*** Dataset Section Begins ***
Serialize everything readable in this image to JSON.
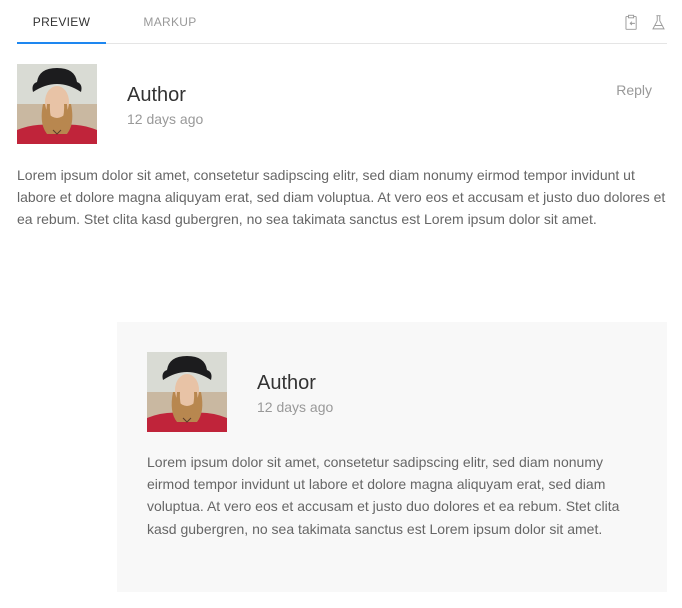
{
  "tabs": [
    {
      "label": "Preview",
      "active": true
    },
    {
      "label": "Markup",
      "active": false
    }
  ],
  "toolbar_icons": [
    "copy-to-clipboard-icon",
    "flask-icon"
  ],
  "accent_color": "#1e87f0",
  "comments": [
    {
      "author": "Author",
      "meta": "12 days ago",
      "reply": "Reply",
      "body": "Lorem ipsum dolor sit amet, consetetur sadipscing elitr, sed diam nonumy eirmod tempor invidunt ut labore et dolore magna aliquyam erat, sed diam voluptua. At vero eos et accusam et justo duo dolores et ea rebum. Stet clita kasd gubergren, no sea takimata sanctus est Lorem ipsum dolor sit amet."
    },
    {
      "author": "Author",
      "meta": "12 days ago",
      "body": "Lorem ipsum dolor sit amet, consetetur sadipscing elitr, sed diam nonumy eirmod tempor invidunt ut labore et dolore magna aliquyam erat, sed diam voluptua. At vero eos et accusam et justo duo dolores et ea rebum. Stet clita kasd gubergren, no sea takimata sanctus est Lorem ipsum dolor sit amet."
    }
  ]
}
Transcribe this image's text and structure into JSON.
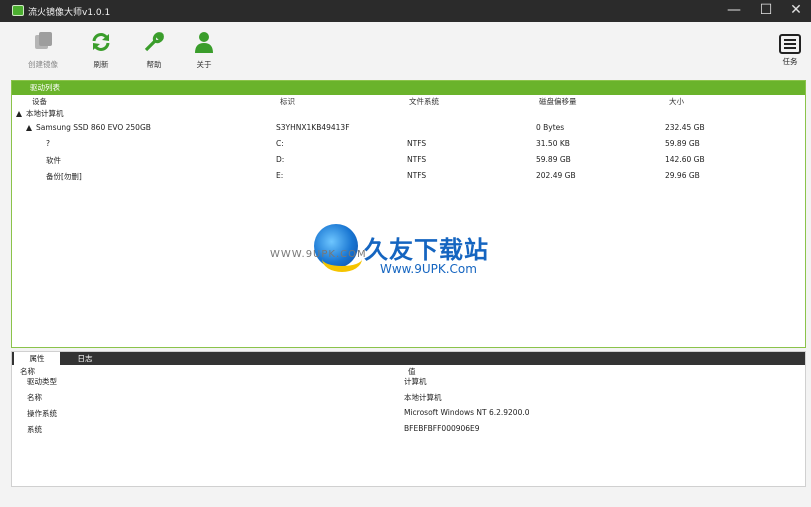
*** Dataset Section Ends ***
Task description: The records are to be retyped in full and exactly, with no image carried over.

Reply to the task:
Serialize everything readable in this image to JSON.
{
  "tabs": [
    {
      "label": "Preview",
      "active": true
    },
    {
      "label": "Markup",
      "active": false
    }
  ],
  "toolbar_icons": [
    "copy-to-clipboard-icon",
    "flask-icon"
  ],
  "accent_color": "#1e87f0",
  "comments": [
    {
      "author": "Author",
      "meta": "12 days ago",
      "reply": "Reply",
      "body": "Lorem ipsum dolor sit amet, consetetur sadipscing elitr, sed diam nonumy eirmod tempor invidunt ut labore et dolore magna aliquyam erat, sed diam voluptua. At vero eos et accusam et justo duo dolores et ea rebum. Stet clita kasd gubergren, no sea takimata sanctus est Lorem ipsum dolor sit amet."
    },
    {
      "author": "Author",
      "meta": "12 days ago",
      "body": "Lorem ipsum dolor sit amet, consetetur sadipscing elitr, sed diam nonumy eirmod tempor invidunt ut labore et dolore magna aliquyam erat, sed diam voluptua. At vero eos et accusam et justo duo dolores et ea rebum. Stet clita kasd gubergren, no sea takimata sanctus est Lorem ipsum dolor sit amet."
    }
  ]
}
Transcribe this image's text and structure into JSON.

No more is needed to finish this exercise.